Stott showed two innings later he’s plenty capable of pulling the baseball when he hit an inside fastball over the right-field wall and into the Cutters’ bullpen. It was Stott’s third home run in his last four games, and was the biggest performance during a 10-game stretch which has been the best of his brief career.

Over his last 10 games, Stott has a hit in nine of them and has gone 15 for 35 (.429) with three home runs and nine RBIs. His five home runs are tied for second-most on the team with Logan O’Hoppe.

“I ran into a little funk like that in college this year. I got pull happy and was trying to yank everything,” Stott said. “So I’m getting back to the basics and hitting it where it’s pitched and really letting the ball determine where I’ll hit it.”

What the three home runs had in common is they all came on crushable pitches from Gonzalez. Phillies minor league hitting instructor Jason Ochart’s philosophy this year has been to punish strikes. And regardless of what the pitch was or the situation Sunday night, punishing strikes was a welcome sight.
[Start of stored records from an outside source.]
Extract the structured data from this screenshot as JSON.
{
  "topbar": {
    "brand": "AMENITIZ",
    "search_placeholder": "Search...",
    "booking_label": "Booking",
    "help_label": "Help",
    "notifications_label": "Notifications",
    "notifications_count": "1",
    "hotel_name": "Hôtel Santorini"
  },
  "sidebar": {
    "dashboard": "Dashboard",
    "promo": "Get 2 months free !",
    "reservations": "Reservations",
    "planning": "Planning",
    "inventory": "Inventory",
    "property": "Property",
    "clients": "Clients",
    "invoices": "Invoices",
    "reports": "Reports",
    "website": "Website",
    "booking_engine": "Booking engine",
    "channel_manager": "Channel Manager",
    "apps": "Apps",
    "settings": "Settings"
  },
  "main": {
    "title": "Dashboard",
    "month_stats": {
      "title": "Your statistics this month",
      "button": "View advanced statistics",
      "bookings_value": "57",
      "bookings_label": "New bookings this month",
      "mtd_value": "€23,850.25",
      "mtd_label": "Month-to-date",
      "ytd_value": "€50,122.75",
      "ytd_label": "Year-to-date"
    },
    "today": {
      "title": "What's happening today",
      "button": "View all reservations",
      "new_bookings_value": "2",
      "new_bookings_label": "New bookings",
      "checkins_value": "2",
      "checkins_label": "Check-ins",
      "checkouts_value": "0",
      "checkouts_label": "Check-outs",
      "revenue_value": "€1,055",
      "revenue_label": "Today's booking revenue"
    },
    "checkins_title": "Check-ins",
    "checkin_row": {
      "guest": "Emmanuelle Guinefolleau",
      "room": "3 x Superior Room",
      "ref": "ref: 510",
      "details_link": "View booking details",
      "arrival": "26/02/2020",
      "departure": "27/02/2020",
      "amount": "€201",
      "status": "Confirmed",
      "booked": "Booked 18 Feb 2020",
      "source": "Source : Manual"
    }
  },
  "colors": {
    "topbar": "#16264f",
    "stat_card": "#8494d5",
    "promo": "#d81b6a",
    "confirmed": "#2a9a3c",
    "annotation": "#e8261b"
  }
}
“Ochart knows what he’s talking about and he knows what he wants us to do with those high strikes,” Stott said. “The biggest thing we talk about is if it’s in that little window, you need to do damage with it. I got a couple of those change-ups up and hit them to left-center pretty good, and that last one was over the middle of the plate and I thought I could do damage with it.”